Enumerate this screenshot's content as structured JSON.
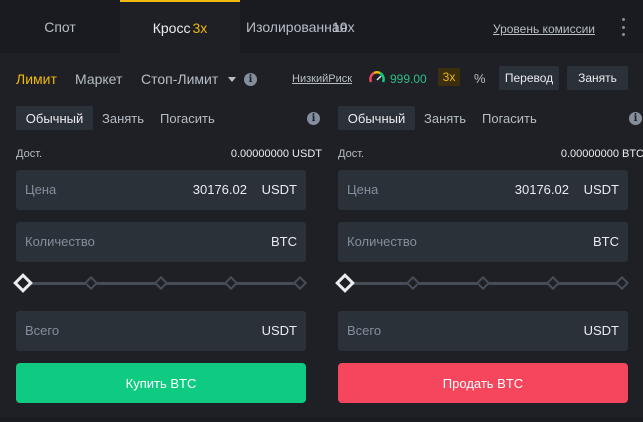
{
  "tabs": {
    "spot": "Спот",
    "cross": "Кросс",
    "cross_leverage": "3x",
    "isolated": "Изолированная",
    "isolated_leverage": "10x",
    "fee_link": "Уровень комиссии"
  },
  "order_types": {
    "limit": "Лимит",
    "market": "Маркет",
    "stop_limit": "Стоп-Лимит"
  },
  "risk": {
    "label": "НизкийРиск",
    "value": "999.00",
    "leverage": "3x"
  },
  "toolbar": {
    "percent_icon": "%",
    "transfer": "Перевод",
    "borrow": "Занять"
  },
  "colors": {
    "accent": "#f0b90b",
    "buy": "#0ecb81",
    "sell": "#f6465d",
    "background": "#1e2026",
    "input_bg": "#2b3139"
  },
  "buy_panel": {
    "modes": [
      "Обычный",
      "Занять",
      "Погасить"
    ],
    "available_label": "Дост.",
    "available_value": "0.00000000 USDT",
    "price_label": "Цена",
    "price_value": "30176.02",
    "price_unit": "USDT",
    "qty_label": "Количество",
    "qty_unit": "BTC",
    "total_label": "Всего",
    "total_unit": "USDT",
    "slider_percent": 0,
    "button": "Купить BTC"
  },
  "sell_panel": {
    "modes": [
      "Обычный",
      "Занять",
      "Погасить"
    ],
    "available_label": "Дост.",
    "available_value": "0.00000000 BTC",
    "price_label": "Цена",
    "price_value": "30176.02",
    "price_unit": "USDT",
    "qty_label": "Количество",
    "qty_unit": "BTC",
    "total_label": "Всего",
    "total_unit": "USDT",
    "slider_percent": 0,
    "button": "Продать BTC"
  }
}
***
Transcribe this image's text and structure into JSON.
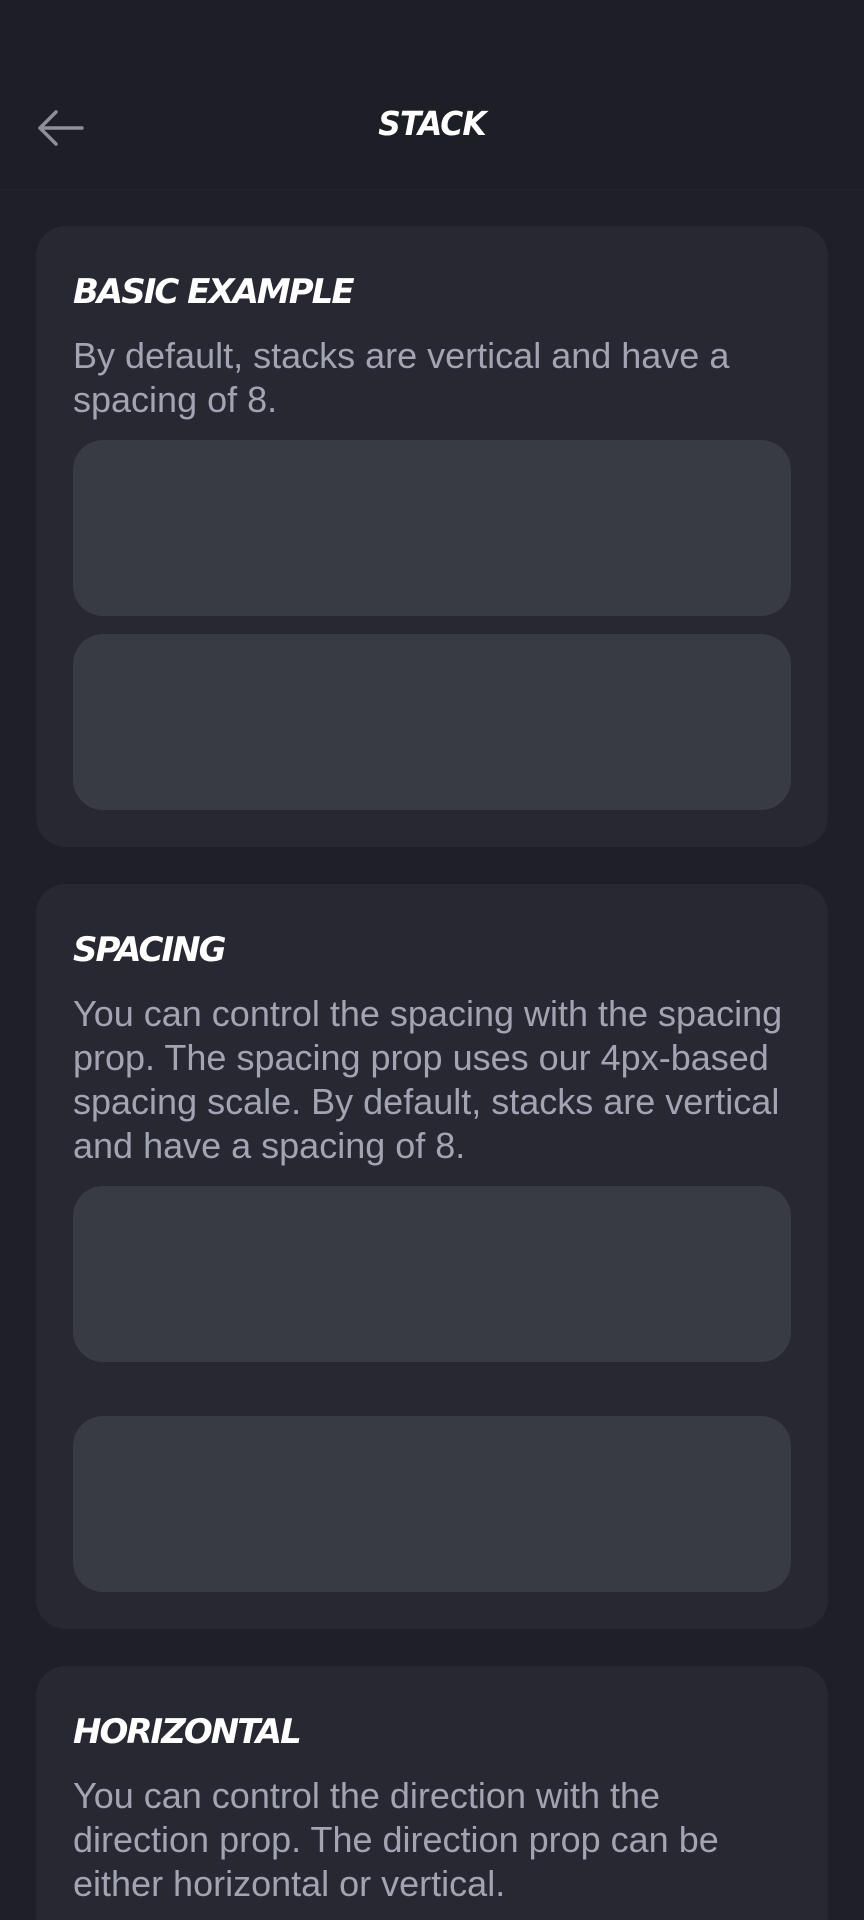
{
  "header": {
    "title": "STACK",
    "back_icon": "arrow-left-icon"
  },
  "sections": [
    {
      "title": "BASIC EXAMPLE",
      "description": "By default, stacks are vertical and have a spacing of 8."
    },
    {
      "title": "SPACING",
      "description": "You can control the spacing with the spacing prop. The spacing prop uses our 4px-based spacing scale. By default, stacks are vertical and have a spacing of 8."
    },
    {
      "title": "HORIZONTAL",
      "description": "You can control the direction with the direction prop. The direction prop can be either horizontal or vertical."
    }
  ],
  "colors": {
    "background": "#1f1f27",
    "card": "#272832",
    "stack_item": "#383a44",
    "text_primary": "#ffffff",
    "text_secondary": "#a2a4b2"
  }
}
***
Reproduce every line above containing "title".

- [Answer section]
    "title": "STACK",
      "title": "BASIC EXAMPLE",
      "title": "SPACING",
      "title": "HORIZONTAL",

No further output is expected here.